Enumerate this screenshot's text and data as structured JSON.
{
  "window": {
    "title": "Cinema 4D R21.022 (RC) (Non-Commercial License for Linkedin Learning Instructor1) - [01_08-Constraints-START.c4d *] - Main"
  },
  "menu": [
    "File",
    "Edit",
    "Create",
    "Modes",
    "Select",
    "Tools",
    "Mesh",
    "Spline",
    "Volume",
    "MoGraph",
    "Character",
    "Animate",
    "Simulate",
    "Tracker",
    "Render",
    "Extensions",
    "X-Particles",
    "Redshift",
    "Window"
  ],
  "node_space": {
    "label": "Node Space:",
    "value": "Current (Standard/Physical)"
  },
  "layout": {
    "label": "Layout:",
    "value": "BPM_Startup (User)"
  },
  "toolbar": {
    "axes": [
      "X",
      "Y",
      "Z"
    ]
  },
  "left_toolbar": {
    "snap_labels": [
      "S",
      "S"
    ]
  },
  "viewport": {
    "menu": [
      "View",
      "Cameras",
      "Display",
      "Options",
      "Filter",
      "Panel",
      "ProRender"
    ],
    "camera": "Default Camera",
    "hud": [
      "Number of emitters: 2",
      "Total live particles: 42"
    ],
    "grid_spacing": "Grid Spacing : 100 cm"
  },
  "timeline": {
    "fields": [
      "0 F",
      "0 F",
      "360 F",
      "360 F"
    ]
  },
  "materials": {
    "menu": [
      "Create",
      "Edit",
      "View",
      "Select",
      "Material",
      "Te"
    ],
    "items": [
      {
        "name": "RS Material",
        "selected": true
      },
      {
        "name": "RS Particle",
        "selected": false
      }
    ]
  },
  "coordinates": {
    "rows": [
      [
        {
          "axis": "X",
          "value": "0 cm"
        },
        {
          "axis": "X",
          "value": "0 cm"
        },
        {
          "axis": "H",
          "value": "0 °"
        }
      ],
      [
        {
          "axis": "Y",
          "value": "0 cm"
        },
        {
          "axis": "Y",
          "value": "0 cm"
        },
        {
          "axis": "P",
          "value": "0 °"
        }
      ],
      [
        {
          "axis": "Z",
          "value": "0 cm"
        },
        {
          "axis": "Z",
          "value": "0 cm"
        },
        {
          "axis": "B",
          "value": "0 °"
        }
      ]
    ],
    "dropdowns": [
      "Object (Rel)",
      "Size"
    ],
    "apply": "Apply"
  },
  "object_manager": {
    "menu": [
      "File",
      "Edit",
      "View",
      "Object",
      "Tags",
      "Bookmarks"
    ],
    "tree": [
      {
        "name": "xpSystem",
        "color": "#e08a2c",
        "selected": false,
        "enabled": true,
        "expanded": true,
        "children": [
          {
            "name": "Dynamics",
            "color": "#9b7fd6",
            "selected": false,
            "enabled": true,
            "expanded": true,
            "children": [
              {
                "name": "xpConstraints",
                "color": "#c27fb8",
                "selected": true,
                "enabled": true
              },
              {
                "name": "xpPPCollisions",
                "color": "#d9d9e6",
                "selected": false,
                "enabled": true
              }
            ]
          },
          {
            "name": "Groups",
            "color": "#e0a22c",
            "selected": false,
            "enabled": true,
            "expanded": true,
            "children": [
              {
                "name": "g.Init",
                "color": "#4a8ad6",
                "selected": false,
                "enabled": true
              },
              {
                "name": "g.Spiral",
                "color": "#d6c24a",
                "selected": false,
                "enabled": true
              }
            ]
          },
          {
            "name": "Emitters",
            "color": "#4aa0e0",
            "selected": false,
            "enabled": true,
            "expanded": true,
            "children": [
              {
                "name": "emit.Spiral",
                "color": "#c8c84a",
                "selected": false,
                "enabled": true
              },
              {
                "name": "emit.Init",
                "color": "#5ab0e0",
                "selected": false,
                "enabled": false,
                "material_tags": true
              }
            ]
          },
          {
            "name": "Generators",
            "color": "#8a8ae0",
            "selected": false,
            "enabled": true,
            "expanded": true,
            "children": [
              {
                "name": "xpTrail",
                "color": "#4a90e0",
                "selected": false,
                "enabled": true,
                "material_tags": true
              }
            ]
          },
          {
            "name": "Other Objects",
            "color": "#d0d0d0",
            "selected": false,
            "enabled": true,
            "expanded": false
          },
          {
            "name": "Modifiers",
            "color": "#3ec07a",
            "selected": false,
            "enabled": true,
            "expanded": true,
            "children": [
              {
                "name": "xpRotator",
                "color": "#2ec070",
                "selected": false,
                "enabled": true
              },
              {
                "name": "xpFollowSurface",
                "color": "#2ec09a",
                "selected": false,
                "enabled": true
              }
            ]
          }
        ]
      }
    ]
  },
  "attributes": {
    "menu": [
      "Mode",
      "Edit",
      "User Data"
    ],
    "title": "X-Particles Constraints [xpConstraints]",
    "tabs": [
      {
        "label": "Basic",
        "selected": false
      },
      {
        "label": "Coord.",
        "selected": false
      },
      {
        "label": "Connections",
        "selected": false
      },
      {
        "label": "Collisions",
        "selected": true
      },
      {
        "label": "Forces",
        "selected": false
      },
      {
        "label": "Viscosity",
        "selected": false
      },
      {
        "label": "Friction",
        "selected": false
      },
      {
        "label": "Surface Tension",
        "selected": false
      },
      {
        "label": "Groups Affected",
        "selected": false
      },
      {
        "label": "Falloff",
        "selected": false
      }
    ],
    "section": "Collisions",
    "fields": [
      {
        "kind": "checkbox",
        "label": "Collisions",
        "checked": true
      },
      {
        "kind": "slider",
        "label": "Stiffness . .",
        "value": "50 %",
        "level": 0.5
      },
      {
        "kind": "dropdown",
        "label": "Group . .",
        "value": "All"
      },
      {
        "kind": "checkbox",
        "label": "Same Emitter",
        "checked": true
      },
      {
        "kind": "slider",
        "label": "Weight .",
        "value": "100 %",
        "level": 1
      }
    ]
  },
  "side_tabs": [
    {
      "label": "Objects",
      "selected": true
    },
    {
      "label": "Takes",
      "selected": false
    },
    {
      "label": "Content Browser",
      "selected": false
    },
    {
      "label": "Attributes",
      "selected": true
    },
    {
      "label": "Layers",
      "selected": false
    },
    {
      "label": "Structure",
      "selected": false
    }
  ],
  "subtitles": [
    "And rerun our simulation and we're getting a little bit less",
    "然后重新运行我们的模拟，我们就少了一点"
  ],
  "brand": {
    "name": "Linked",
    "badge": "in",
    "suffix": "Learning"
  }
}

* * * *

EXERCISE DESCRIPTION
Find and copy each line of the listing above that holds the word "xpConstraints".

YOUR RESPONSE
                "name": "xpConstraints",
    "title": "X-Particles Constraints [xpConstraints]",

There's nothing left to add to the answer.